# ABOUT THIS EXERCISE:
A full, exact copy of the listing is needed, with images omitted.

# DATA UNDER STUDY:
------------------------------------

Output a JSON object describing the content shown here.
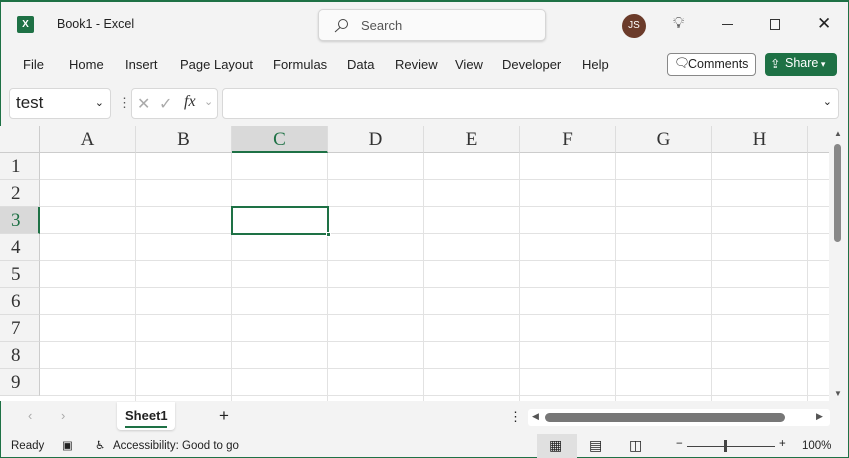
{
  "titlebar": {
    "app_title": "Book1  -  Excel",
    "search_placeholder": "Search",
    "avatar_initials": "JS"
  },
  "menu": [
    "File",
    "Home",
    "Insert",
    "Page Layout",
    "Formulas",
    "Data",
    "Review",
    "View",
    "Developer",
    "Help"
  ],
  "buttons": {
    "comments": "Comments",
    "share": "Share"
  },
  "formula_bar": {
    "name_box": "test",
    "fx": "fx",
    "formula": ""
  },
  "columns": [
    "A",
    "B",
    "C",
    "D",
    "E",
    "F",
    "G",
    "H"
  ],
  "rows": [
    "1",
    "2",
    "3",
    "4",
    "5",
    "6",
    "7",
    "8",
    "9"
  ],
  "selected_cell": "C3",
  "sheets": [
    {
      "name": "Sheet1",
      "active": true
    }
  ],
  "status": {
    "ready": "Ready",
    "accessibility": "Accessibility: Good to go",
    "zoom": "100%",
    "zoom_level_percent": 100
  },
  "colors": {
    "accent": "#1e7145"
  }
}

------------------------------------

# FINAL ANSWER:
Output a JSON object describing the content shown here.
{
  "titlebar": {
    "app_title": "Book1  -  Excel",
    "search_placeholder": "Search",
    "avatar_initials": "JS"
  },
  "menu": [
    "File",
    "Home",
    "Insert",
    "Page Layout",
    "Formulas",
    "Data",
    "Review",
    "View",
    "Developer",
    "Help"
  ],
  "buttons": {
    "comments": "Comments",
    "share": "Share"
  },
  "formula_bar": {
    "name_box": "test",
    "fx": "fx",
    "formula": ""
  },
  "columns": [
    "A",
    "B",
    "C",
    "D",
    "E",
    "F",
    "G",
    "H"
  ],
  "rows": [
    "1",
    "2",
    "3",
    "4",
    "5",
    "6",
    "7",
    "8",
    "9"
  ],
  "selected_cell": "C3",
  "sheets": [
    {
      "name": "Sheet1",
      "active": true
    }
  ],
  "status": {
    "ready": "Ready",
    "accessibility": "Accessibility: Good to go",
    "zoom": "100%",
    "zoom_level_percent": 100
  },
  "colors": {
    "accent": "#1e7145"
  }
}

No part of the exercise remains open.